-- Directions for this task --
A faithful retyping of every entry below is wanted, with images left out.

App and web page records
>>>>
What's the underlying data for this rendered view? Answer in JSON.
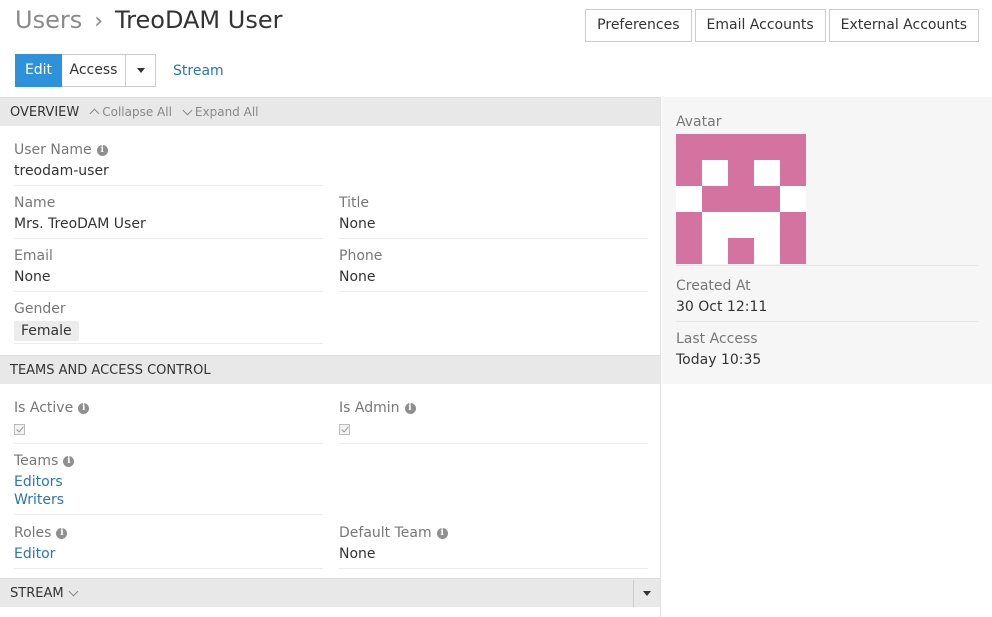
{
  "breadcrumb": {
    "parent": "Users",
    "separator": "›",
    "current": "TreoDAM User"
  },
  "header_buttons": [
    "Preferences",
    "Email Accounts",
    "External Accounts"
  ],
  "actions": {
    "edit": "Edit",
    "access": "Access",
    "stream": "Stream"
  },
  "overview": {
    "title": "OVERVIEW",
    "collapse_all": "Collapse All",
    "expand_all": "Expand All",
    "user_name_label": "User Name",
    "user_name": "treodam-user",
    "name_label": "Name",
    "name": "Mrs. TreoDAM User",
    "title_label": "Title",
    "title_value": "None",
    "email_label": "Email",
    "email": "None",
    "phone_label": "Phone",
    "phone": "None",
    "gender_label": "Gender",
    "gender": "Female"
  },
  "teams_access": {
    "title": "TEAMS AND ACCESS CONTROL",
    "is_active_label": "Is Active",
    "is_admin_label": "Is Admin",
    "is_active": true,
    "is_admin": true,
    "teams_label": "Teams",
    "teams": [
      "Editors",
      "Writers"
    ],
    "roles_label": "Roles",
    "roles": [
      "Editor"
    ],
    "default_team_label": "Default Team",
    "default_team": "None"
  },
  "stream_panel": {
    "title": "STREAM"
  },
  "side": {
    "avatar_label": "Avatar",
    "avatar_color": "#d4739f",
    "created_at_label": "Created At",
    "created_at": "30 Oct 12:11",
    "last_access_label": "Last Access",
    "last_access": "Today 10:35"
  },
  "icons": {
    "info": "info-icon",
    "caret": "caret-down-icon",
    "collapse": "chevron-up-icon",
    "expand": "chevron-down-icon"
  }
}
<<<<
-- Result below --
What's the underlying data for this rendered view? Answer in JSON.
{
  "breadcrumb": {
    "parent": "Users",
    "separator": "›",
    "current": "TreoDAM User"
  },
  "header_buttons": [
    "Preferences",
    "Email Accounts",
    "External Accounts"
  ],
  "actions": {
    "edit": "Edit",
    "access": "Access",
    "stream": "Stream"
  },
  "overview": {
    "title": "OVERVIEW",
    "collapse_all": "Collapse All",
    "expand_all": "Expand All",
    "user_name_label": "User Name",
    "user_name": "treodam-user",
    "name_label": "Name",
    "name": "Mrs. TreoDAM User",
    "title_label": "Title",
    "title_value": "None",
    "email_label": "Email",
    "email": "None",
    "phone_label": "Phone",
    "phone": "None",
    "gender_label": "Gender",
    "gender": "Female"
  },
  "teams_access": {
    "title": "TEAMS AND ACCESS CONTROL",
    "is_active_label": "Is Active",
    "is_admin_label": "Is Admin",
    "is_active": true,
    "is_admin": true,
    "teams_label": "Teams",
    "teams": [
      "Editors",
      "Writers"
    ],
    "roles_label": "Roles",
    "roles": [
      "Editor"
    ],
    "default_team_label": "Default Team",
    "default_team": "None"
  },
  "stream_panel": {
    "title": "STREAM"
  },
  "side": {
    "avatar_label": "Avatar",
    "avatar_color": "#d4739f",
    "created_at_label": "Created At",
    "created_at": "30 Oct 12:11",
    "last_access_label": "Last Access",
    "last_access": "Today 10:35"
  },
  "icons": {
    "info": "info-icon",
    "caret": "caret-down-icon",
    "collapse": "chevron-up-icon",
    "expand": "chevron-down-icon"
  }
}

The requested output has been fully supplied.